So, with coal being phased out by 2014, natural gas-fired generation will have to be used to support wind. Due to the simultaneous demands of home heating and electricity generation in the winter, that may lead to gas shortages. So some of these plants may be dual fuelled with gas and oil, which is not a pleasant thought.

The Ontario government is putting too much faith in natural gas for electricity generation, as the United Kingdom did with its “dash for gas” from the North Sea in the 1990s when gas was cheap.
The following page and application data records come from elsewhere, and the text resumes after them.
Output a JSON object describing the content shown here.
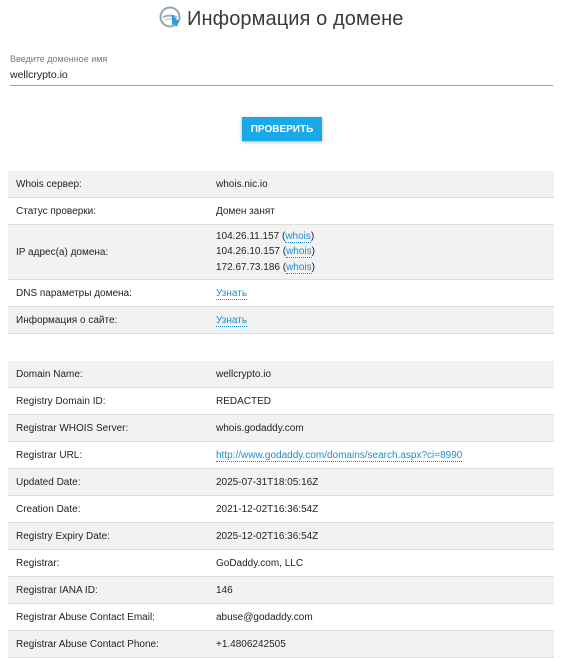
{
  "header": {
    "title": "Информация о домене"
  },
  "search": {
    "label": "Введите доменное имя",
    "value": "wellcrypto.io",
    "placeholder": ""
  },
  "check_button": {
    "label": "ПРОВЕРИТЬ"
  },
  "summary": {
    "whois_server": {
      "key": "Whois сервер:",
      "value": "whois.nic.io"
    },
    "status": {
      "key": "Статус проверки:",
      "value": "Домен занят"
    },
    "ip": {
      "key": "IP адрес(а) домена:",
      "addresses": [
        {
          "ip": "104.26.11.157",
          "link": "whois"
        },
        {
          "ip": "104.26.10.157",
          "link": "whois"
        },
        {
          "ip": "172.67.73.186",
          "link": "whois"
        }
      ]
    },
    "dns": {
      "key": "DNS параметры домена:",
      "link": "Узнать"
    },
    "site_info": {
      "key": "Информация о сайте:",
      "link": "Узнать"
    }
  },
  "whois": [
    {
      "key": "Domain Name:",
      "value": "wellcrypto.io"
    },
    {
      "key": "Registry Domain ID:",
      "value": "REDACTED"
    },
    {
      "key": "Registrar WHOIS Server:",
      "value": "whois.godaddy.com"
    },
    {
      "key": "Registrar URL:",
      "value": "http://www.godaddy.com/domains/search.aspx?ci=8990"
    },
    {
      "key": "Updated Date:",
      "value": "2025-07-31T18:05:16Z"
    },
    {
      "key": "Creation Date:",
      "value": "2021-12-02T16:36:54Z"
    },
    {
      "key": "Registry Expiry Date:",
      "value": "2025-12-02T16:36:54Z"
    },
    {
      "key": "Registrar:",
      "value": "GoDaddy.com, LLC"
    },
    {
      "key": "Registrar IANA ID:",
      "value": "146"
    },
    {
      "key": "Registrar Abuse Contact Email:",
      "value": "abuse@godaddy.com"
    },
    {
      "key": "Registrar Abuse Contact Phone:",
      "value": "+1.4806242505"
    }
  ]
}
Now the U.K. is in terrible shape with its gas running out and the threat of power shortages in the next decade.


Articles by Donald Jones
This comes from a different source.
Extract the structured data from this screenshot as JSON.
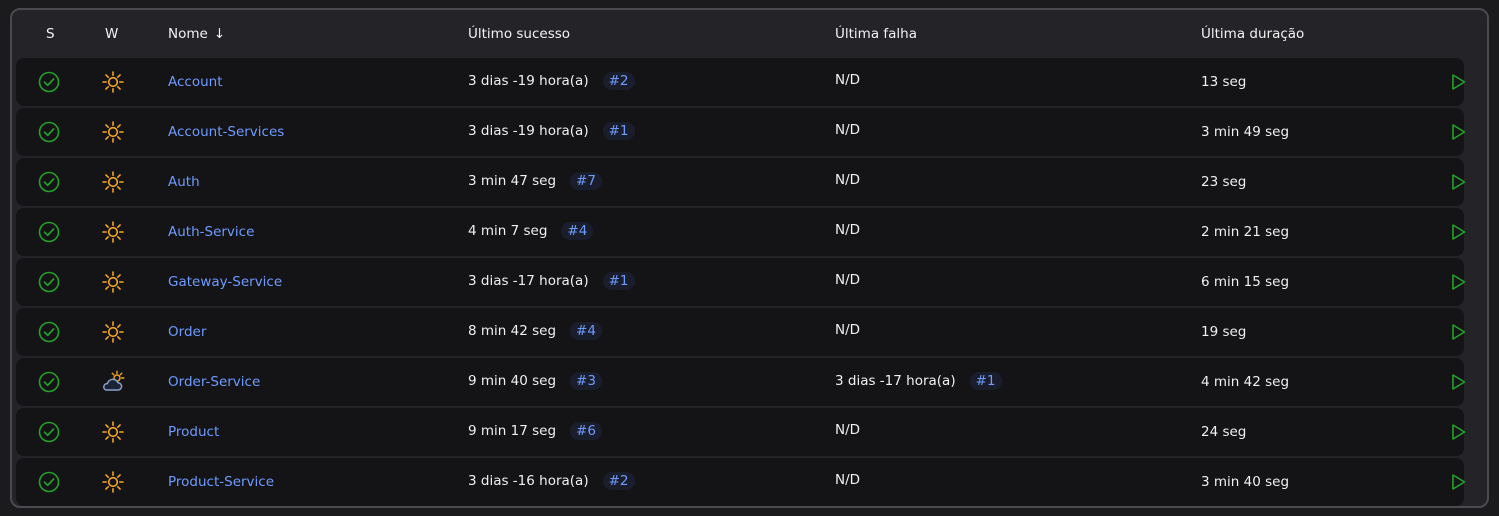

April 10, 2012

Donald Jones, P. Eng., and Retired nuclear industry engineer, has written articles appearing on a number of blogs, including Rod Adams’ Atomic Insights, Stephen Aplin’s ‘Canadian Energy Issues‘, and Scott Luft’s Cold Air Currents.

Here are links to articles, on various sites, written by Donald Jones, P. Eng.:

  1. IESO – less dispatching of nuclear if you please”
  2. An alternative Long-Term Energy Plan for Ontario – Greenhouse gas-free electricity by 2045“. An earlier version of this article is posted here
  3. IESO – will Ontario’s wind turbine power plants reduce greenhouse gas emissions?
  4. Gas and wind on the Ontario grid – not a chicken and egg thing
  5. Ontario needs more than 2,000 MW of new nuclear despite what the Long-Term Energy Plan says
  6. More wind means more risk to the Ontario electricity grid” – also posted here
  7. Why Ontario has to export electricity
  8. Nuclear and Wind on the Ontario Electricity Grid
  9. Time for the Ontario government to rethink this gas and wind thing
  10. Ontario’s CANDUs can be more flexible than gas-fired generation and hydro generation” – also here, here, and here
  11. Ontario’s future economy dependent on precarious natural gas
  12. Another inconvenient truth
  13. Failure to condemn wind may condemn Darlington B
  14. “No future for wind in Ontario”, Don Jones, Opinion, Toronto Star, 2009 March 2,
  15. “Natural gas prices go lower and Ontario’s electricity prices go higher”

Check for updates to this list at the articles tab

Note:
Articles 1, 3, 4, 7, 8, 10, 12, and 13  also appeared in the Canadian Nuclear Society’s BULLETIN quarterly journal. The BULLETIN also has more articles, written by Donald Jones, that were not on the internet.  They are: